**Exercise description:**
Among the entries below, how many lines include the word "Picture"? Reply with only the number.

Component data from apps and pages
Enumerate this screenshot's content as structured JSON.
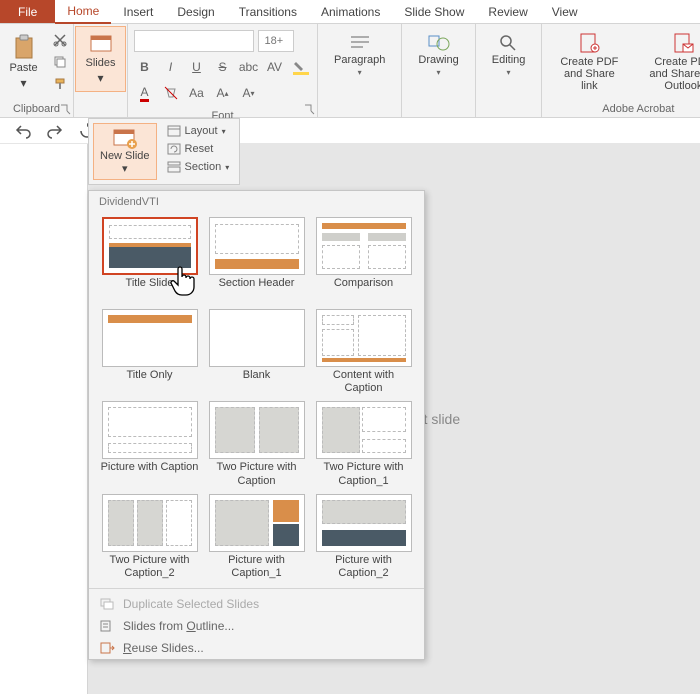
{
  "tabs": {
    "file": "File",
    "home": "Home",
    "insert": "Insert",
    "design": "Design",
    "transitions": "Transitions",
    "animations": "Animations",
    "slideshow": "Slide Show",
    "review": "Review",
    "view": "View"
  },
  "ribbon": {
    "clipboard_label": "Clipboard",
    "paste": "Paste",
    "slides_label": "Slides",
    "font_label": "Font",
    "fontsize_value": "18+",
    "paragraph": "Paragraph",
    "drawing": "Drawing",
    "editing": "Editing",
    "create_pdf_share": "Create PDF and Share link",
    "create_pdf_outlook": "Create PDF and Share via Outlook",
    "acrobat_label": "Adobe Acrobat"
  },
  "newslide_panel": {
    "newslide": "New Slide",
    "layout": "Layout",
    "reset": "Reset",
    "section": "Section"
  },
  "gallery": {
    "theme": "DividendVTI",
    "items": [
      "Title Slide",
      "Section Header",
      "Comparison",
      "Title Only",
      "Blank",
      "Content with Caption",
      "Picture with Caption",
      "Two Picture with Caption",
      "Two Picture with Caption_1",
      "Two Picture with Caption_2",
      "Picture with Caption_1",
      "Picture with Caption_2"
    ],
    "duplicate": "Duplicate Selected Slides",
    "outline": "Slides from Outline...",
    "reuse": "Reuse Slides..."
  },
  "canvas": {
    "placeholder": "Click to add first slide"
  }
}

**Answer to this problem:**
6